TRY IT: Below is the data. Give it again, complete and exact.

GIVEN RECORDS:
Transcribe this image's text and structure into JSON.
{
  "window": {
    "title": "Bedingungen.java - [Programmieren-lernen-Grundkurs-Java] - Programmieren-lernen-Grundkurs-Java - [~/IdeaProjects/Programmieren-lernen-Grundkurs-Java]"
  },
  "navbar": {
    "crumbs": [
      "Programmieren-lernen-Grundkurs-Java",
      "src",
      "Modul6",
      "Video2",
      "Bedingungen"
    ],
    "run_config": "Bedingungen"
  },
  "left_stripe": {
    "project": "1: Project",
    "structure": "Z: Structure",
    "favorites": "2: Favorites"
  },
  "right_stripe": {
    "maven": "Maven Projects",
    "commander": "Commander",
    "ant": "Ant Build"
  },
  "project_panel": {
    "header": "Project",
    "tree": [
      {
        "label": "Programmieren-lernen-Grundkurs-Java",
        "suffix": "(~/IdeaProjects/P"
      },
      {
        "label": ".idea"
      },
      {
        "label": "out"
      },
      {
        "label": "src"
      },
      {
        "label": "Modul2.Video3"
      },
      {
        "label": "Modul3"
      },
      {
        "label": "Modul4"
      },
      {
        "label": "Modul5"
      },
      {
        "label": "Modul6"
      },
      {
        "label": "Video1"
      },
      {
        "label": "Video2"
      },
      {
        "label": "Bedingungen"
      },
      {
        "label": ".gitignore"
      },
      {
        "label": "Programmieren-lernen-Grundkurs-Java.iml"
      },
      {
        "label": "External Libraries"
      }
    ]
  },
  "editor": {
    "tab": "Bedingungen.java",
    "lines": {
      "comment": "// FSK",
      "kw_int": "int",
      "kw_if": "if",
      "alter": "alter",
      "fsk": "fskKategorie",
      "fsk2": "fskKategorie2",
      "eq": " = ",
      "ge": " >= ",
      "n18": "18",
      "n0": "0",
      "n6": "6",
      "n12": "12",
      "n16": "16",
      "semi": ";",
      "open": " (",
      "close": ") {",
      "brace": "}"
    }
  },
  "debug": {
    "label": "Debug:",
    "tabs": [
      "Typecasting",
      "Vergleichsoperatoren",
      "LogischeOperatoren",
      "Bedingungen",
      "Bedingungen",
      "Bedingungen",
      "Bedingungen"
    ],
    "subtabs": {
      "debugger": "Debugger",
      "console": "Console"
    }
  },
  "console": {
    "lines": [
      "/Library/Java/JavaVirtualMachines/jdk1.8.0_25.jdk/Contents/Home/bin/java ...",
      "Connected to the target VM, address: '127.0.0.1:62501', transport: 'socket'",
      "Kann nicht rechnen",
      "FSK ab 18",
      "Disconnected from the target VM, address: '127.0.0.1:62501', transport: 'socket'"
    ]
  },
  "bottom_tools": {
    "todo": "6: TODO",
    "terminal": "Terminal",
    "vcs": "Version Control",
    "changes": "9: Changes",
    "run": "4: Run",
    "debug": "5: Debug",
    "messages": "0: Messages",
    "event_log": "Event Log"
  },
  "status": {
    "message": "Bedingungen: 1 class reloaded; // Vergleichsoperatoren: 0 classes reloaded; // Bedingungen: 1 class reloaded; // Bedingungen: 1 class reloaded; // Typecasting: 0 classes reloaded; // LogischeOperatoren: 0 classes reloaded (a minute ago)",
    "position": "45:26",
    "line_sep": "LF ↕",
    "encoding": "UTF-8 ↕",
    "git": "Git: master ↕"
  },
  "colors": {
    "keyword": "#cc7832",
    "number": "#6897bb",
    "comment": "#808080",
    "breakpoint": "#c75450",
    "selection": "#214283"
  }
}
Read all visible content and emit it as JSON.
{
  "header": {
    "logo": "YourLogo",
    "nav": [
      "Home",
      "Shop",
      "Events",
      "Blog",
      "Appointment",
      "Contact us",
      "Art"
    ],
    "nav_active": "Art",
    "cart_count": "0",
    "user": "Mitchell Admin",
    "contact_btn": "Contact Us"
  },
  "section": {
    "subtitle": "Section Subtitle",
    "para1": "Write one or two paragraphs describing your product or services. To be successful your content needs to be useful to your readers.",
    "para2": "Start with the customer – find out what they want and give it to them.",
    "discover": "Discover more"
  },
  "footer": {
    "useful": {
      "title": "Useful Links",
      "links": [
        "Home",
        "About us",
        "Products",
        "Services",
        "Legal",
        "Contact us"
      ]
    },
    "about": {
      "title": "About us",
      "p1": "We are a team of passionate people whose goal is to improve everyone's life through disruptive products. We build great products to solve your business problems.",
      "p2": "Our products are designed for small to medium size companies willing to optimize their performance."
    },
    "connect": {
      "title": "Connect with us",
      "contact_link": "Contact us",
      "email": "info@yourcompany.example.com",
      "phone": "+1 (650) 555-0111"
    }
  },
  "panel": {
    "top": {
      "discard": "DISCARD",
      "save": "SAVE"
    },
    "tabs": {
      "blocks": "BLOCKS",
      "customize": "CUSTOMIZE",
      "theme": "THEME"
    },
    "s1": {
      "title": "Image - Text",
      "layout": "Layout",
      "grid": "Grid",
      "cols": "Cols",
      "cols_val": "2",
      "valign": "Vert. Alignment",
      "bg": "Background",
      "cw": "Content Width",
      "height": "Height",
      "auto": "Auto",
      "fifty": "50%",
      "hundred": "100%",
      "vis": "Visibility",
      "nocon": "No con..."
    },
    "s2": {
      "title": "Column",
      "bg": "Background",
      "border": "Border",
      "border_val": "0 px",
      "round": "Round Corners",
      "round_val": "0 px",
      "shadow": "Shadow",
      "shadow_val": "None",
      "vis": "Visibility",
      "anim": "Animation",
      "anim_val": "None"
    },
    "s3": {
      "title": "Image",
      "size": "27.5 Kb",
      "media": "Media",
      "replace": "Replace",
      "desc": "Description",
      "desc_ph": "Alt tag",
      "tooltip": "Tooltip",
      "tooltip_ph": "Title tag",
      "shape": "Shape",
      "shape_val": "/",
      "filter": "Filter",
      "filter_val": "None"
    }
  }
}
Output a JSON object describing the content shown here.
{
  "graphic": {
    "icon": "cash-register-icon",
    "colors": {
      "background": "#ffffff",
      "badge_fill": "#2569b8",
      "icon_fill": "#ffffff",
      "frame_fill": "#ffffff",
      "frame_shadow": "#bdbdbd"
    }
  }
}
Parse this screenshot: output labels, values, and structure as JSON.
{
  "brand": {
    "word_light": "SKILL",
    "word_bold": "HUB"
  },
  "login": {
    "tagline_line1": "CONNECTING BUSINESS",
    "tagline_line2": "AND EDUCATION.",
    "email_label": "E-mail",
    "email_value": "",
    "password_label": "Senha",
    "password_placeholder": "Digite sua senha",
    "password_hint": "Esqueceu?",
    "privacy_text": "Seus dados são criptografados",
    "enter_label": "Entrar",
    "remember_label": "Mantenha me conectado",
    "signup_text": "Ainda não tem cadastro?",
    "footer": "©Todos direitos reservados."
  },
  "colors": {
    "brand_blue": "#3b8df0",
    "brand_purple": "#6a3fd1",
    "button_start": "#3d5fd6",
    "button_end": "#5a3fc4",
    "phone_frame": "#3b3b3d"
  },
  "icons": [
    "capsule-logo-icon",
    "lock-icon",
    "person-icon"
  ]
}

ANSWER BOX:
Transcribe this image's text and structure into JSON.
{
  "window": {
    "title": "Bedingungen.java - [Programmieren-lernen-Grundkurs-Java] - Programmieren-lernen-Grundkurs-Java - [~/IdeaProjects/Programmieren-lernen-Grundkurs-Java]"
  },
  "navbar": {
    "crumbs": [
      "Programmieren-lernen-Grundkurs-Java",
      "src",
      "Modul6",
      "Video2",
      "Bedingungen"
    ],
    "run_config": "Bedingungen"
  },
  "left_stripe": {
    "project": "1: Project",
    "structure": "Z: Structure",
    "favorites": "2: Favorites"
  },
  "right_stripe": {
    "maven": "Maven Projects",
    "commander": "Commander",
    "ant": "Ant Build"
  },
  "project_panel": {
    "header": "Project",
    "tree": [
      {
        "label": "Programmieren-lernen-Grundkurs-Java",
        "suffix": "(~/IdeaProjects/P"
      },
      {
        "label": ".idea"
      },
      {
        "label": "out"
      },
      {
        "label": "src"
      },
      {
        "label": "Modul2.Video3"
      },
      {
        "label": "Modul3"
      },
      {
        "label": "Modul4"
      },
      {
        "label": "Modul5"
      },
      {
        "label": "Modul6"
      },
      {
        "label": "Video1"
      },
      {
        "label": "Video2"
      },
      {
        "label": "Bedingungen"
      },
      {
        "label": ".gitignore"
      },
      {
        "label": "Programmieren-lernen-Grundkurs-Java.iml"
      },
      {
        "label": "External Libraries"
      }
    ]
  },
  "editor": {
    "tab": "Bedingungen.java",
    "lines": {
      "comment": "// FSK",
      "kw_int": "int",
      "kw_if": "if",
      "alter": "alter",
      "fsk": "fskKategorie",
      "fsk2": "fskKategorie2",
      "eq": " = ",
      "ge": " >= ",
      "n18": "18",
      "n0": "0",
      "n6": "6",
      "n12": "12",
      "n16": "16",
      "semi": ";",
      "open": " (",
      "close": ") {",
      "brace": "}"
    }
  },
  "debug": {
    "label": "Debug:",
    "tabs": [
      "Typecasting",
      "Vergleichsoperatoren",
      "LogischeOperatoren",
      "Bedingungen",
      "Bedingungen",
      "Bedingungen",
      "Bedingungen"
    ],
    "subtabs": {
      "debugger": "Debugger",
      "console": "Console"
    }
  },
  "console": {
    "lines": [
      "/Library/Java/JavaVirtualMachines/jdk1.8.0_25.jdk/Contents/Home/bin/java ...",
      "Connected to the target VM, address: '127.0.0.1:62501', transport: 'socket'",
      "Kann nicht rechnen",
      "FSK ab 18",
      "Disconnected from the target VM, address: '127.0.0.1:62501', transport: 'socket'"
    ]
  },
  "bottom_tools": {
    "todo": "6: TODO",
    "terminal": "Terminal",
    "vcs": "Version Control",
    "changes": "9: Changes",
    "run": "4: Run",
    "debug": "5: Debug",
    "messages": "0: Messages",
    "event_log": "Event Log"
  },
  "status": {
    "message": "Bedingungen: 1 class reloaded; // Vergleichsoperatoren: 0 classes reloaded; // Bedingungen: 1 class reloaded; // Bedingungen: 1 class reloaded; // Typecasting: 0 classes reloaded; // LogischeOperatoren: 0 classes reloaded (a minute ago)",
    "position": "45:26",
    "line_sep": "LF ↕",
    "encoding": "UTF-8 ↕",
    "git": "Git: master ↕"
  },
  "colors": {
    "keyword": "#cc7832",
    "number": "#6897bb",
    "comment": "#808080",
    "breakpoint": "#c75450",
    "selection": "#214283"
  }
}
Read all visible content and emit it as JSON.
{
  "header": {
    "logo": "YourLogo",
    "nav": [
      "Home",
      "Shop",
      "Events",
      "Blog",
      "Appointment",
      "Contact us",
      "Art"
    ],
    "nav_active": "Art",
    "cart_count": "0",
    "user": "Mitchell Admin",
    "contact_btn": "Contact Us"
  },
  "section": {
    "subtitle": "Section Subtitle",
    "para1": "Write one or two paragraphs describing your product or services. To be successful your content needs to be useful to your readers.",
    "para2": "Start with the customer – find out what they want and give it to them.",
    "discover": "Discover more"
  },
  "footer": {
    "useful": {
      "title": "Useful Links",
      "links": [
        "Home",
        "About us",
        "Products",
        "Services",
        "Legal",
        "Contact us"
      ]
    },
    "about": {
      "title": "About us",
      "p1": "We are a team of passionate people whose goal is to improve everyone's life through disruptive products. We build great products to solve your business problems.",
      "p2": "Our products are designed for small to medium size companies willing to optimize their performance."
    },
    "connect": {
      "title": "Connect with us",
      "contact_link": "Contact us",
      "email": "info@yourcompany.example.com",
      "phone": "+1 (650) 555-0111"
    }
  },
  "panel": {
    "top": {
      "discard": "DISCARD",
      "save": "SAVE"
    },
    "tabs": {
      "blocks": "BLOCKS",
      "customize": "CUSTOMIZE",
      "theme": "THEME"
    },
    "s1": {
      "title": "Image - Text",
      "layout": "Layout",
      "grid": "Grid",
      "cols": "Cols",
      "cols_val": "2",
      "valign": "Vert. Alignment",
      "bg": "Background",
      "cw": "Content Width",
      "height": "Height",
      "auto": "Auto",
      "fifty": "50%",
      "hundred": "100%",
      "vis": "Visibility",
      "nocon": "No con..."
    },
    "s2": {
      "title": "Column",
      "bg": "Background",
      "border": "Border",
      "border_val": "0 px",
      "round": "Round Corners",
      "round_val": "0 px",
      "shadow": "Shadow",
      "shadow_val": "None",
      "vis": "Visibility",
      "anim": "Animation",
      "anim_val": "None"
    },
    "s3": {
      "title": "Image",
      "size": "27.5 Kb",
      "media": "Media",
      "replace": "Replace",
      "desc": "Description",
      "desc_ph": "Alt tag",
      "tooltip": "Tooltip",
      "tooltip_ph": "Title tag",
      "shape": "Shape",
      "shape_val": "/",
      "filter": "Filter",
      "filter_val": "None"
    }
  }
}
Output a JSON object describing the content shown here.
{
  "graphic": {
    "icon": "cash-register-icon",
    "colors": {
      "background": "#ffffff",
      "badge_fill": "#2569b8",
      "icon_fill": "#ffffff",
      "frame_fill": "#ffffff",
      "frame_shadow": "#bdbdbd"
    }
  }
}
Parse this screenshot: output labels, values, and structure as JSON.
{
  "brand": {
    "word_light": "SKILL",
    "word_bold": "HUB"
  },
  "login": {
    "tagline_line1": "CONNECTING BUSINESS",
    "tagline_line2": "AND EDUCATION.",
    "email_label": "E-mail",
    "email_value": "",
    "password_label": "Senha",
    "password_placeholder": "Digite sua senha",
    "password_hint": "Esqueceu?",
    "privacy_text": "Seus dados são criptografados",
    "enter_label": "Entrar",
    "remember_label": "Mantenha me conectado",
    "signup_text": "Ainda não tem cadastro?",
    "footer": "©Todos direitos reservados."
  },
  "colors": {
    "brand_blue": "#3b8df0",
    "brand_purple": "#6a3fd1",
    "button_start": "#3d5fd6",
    "button_end": "#5a3fc4",
    "phone_frame": "#3b3b3d"
  },
  "icons": [
    "capsule-logo-icon",
    "lock-icon",
    "person-icon"
  ]
}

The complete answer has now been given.